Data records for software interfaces
BEGIN
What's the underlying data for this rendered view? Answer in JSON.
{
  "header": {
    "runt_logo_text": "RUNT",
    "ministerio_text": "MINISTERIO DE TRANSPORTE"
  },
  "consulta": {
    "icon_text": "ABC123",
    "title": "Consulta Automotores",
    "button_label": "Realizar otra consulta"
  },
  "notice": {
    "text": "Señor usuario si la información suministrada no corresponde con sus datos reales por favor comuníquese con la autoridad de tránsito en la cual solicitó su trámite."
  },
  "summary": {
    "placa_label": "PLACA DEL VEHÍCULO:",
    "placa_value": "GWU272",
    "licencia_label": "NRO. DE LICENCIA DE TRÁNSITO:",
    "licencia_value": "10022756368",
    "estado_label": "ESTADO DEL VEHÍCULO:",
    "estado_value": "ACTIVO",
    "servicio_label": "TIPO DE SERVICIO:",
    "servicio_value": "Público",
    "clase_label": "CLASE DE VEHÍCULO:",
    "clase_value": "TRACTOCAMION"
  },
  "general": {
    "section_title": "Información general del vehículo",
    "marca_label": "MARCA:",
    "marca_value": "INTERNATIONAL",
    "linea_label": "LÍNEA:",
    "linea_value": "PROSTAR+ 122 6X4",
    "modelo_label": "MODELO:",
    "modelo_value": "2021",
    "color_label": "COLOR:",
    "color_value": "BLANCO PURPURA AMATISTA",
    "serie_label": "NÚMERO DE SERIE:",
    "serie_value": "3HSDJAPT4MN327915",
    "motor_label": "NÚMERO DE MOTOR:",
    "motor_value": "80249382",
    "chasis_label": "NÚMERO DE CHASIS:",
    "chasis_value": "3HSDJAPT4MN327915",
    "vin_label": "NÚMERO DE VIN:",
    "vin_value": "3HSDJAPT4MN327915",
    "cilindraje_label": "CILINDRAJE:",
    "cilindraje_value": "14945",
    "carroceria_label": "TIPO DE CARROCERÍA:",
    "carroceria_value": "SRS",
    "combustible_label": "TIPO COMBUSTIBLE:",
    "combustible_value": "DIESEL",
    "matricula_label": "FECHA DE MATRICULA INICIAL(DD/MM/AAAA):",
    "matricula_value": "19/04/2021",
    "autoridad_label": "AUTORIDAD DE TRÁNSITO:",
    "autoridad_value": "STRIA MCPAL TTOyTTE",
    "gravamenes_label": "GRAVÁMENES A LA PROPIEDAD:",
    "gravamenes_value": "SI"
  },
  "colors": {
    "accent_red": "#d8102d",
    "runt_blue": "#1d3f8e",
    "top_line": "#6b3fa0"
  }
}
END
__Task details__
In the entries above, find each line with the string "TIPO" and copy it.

__Answer to this task__
    "servicio_label": "TIPO DE SERVICIO:",
    "carroceria_label": "TIPO DE CARROCERÍA:",
    "combustible_label": "TIPO COMBUSTIBLE:",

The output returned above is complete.